Social media for large studies of behavior
Derek Ruths, Jürgen Pfeffer

Science 28 November 2014:
Vol. 346 no. 6213 pp. 1063-1064
http://dx.doi.org/10.1126/science.346.6213.1063

 


Via Complexity Digest
more...
tom cockburn's curator insight, November 30, 5:26 AM

Seems a sensible conclusion regarding big data

Scooped by NESS
Scoop.it!

World Population Will Soar Higher Than Predicted

World Population Will Soar Higher Than Predicted | Non-Equilibrium Social Science | Scoop.it

United Nations leaders have worried for decades about the pace of population growth. A few years ago leading calculations had global population peaking at nine billion by 2070 and then easing to 8.4 billion by 2100. Currently it stands at 7.2 billion. Recently the U.N. revised these numbers steeply upward: the population is now expected to rise to 9.6 billion by 2050 and continue to 10.9 billion by 2100 (black line, below). What caused this drastic revision? Almost all the increase comes from Africa (pink line). Earlier models “had anticipated that fertility rates in Africa would drop quickly, but they haven’t,” says Adrian Raftery, a statistician at the University of Washington, who assessed the revised estimates. How the world will feed a few billion more people is the question of the day.  

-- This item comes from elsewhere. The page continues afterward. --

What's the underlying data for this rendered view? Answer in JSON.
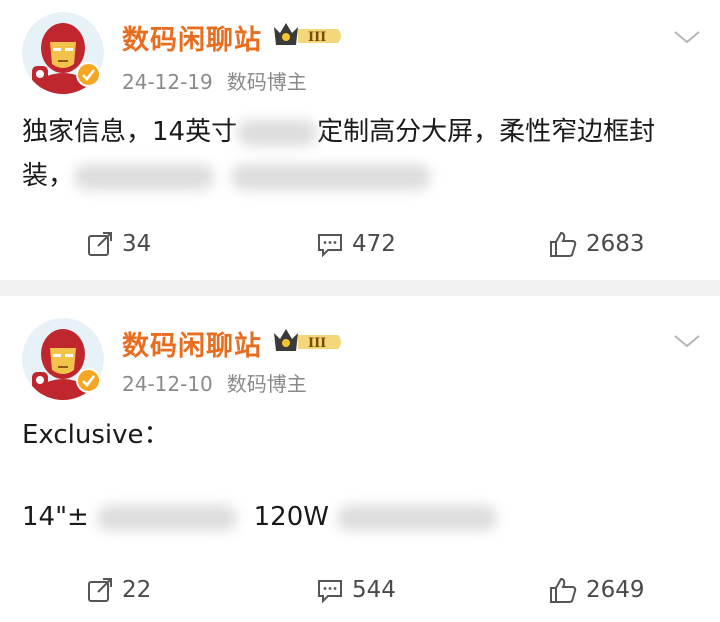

more...
No comment yet.
Scooped by NESS
Scoop.it!

Evolutionary dynamics of time-resolved social interactions

Cooperation among unrelated individuals is frequently observed in social groups when their members combine efforts and resources to obtain a shared benefit that is unachievable by an individual alone. However, understanding why cooperation arises despite the natural tendency of individuals toward selfish behavior is still an open problem and represents one of the most fascinating challenges in evolutionary dynamics. Recently, the structural characterization of the networks in which social interactions take place has shed some light on the mechanisms by which cooperative behavior emerges and eventually overcomes the natural temptation to defect. In particular, it has been found that the heterogeneity in the number of social ties and the presence of tightly knit communities lead to a significant increase in cooperation as compared with the unstructured and homogeneous connection patterns considered in classical evolutionary dynamics. Here, we investigate the role of social-ties dynamics for the emergence of cooperation in a family of social dilemmas. Social interactions are in fact intrinsically dynamic, fluctuating, and intermittent over time, and they can be represented by time-varying networks. By considering two experimental data sets of human interactions with detailed time information, we show that the temporal dynamics of social ties has a dramatic impact on the evolution of cooperation: the dynamics of pairwise interactions favors selfish behavior.

 

Evolutionary dynamics of time-resolved social interactions
Phys. Rev. E 90, 052825 – Published 25 November 2014

Alessio Cardillo, Giovanni Petri, Vincenzo Nicosia, Roberta Sinatra, Jesús Gómez-Gardeñes, and Vito Latora

more...
No comment yet.
Scooped by NESS
Scoop.it!

Defining the internet of things – time to focus on the data

Defining the internet of things – time to focus on the data | Non-Equilibrium Social Science | Scoop.it
As the internet of things passes into mainstream consciousness, more specific definitions are needed in order to secure it. The data it creates could be a good place to start
more...
No comment yet.
Scooped by NESS
Scoop.it!

Do we need to shake up the social sciences?

Do we need to shake up the social sciences? | Non-Equilibrium Social Science | Scoop.it

In July 2013 Nicholas Christakis, sociologist and physician, published a provocative opinion piece in the New York Times arguing for the need to shake up the social sciences. We’ve blogged about it in the past and Christakis certainly provoked a lot of discussion with the case he made. The LSE recently ran a panel discussion exploring these themes when he visited the UK  (link) and we’ve attached the podcast and information about the event - See more at: http://sociologicalimagination.org/archives/16351#sthash.wLMPqkzT.dpuf

more...
No comment yet.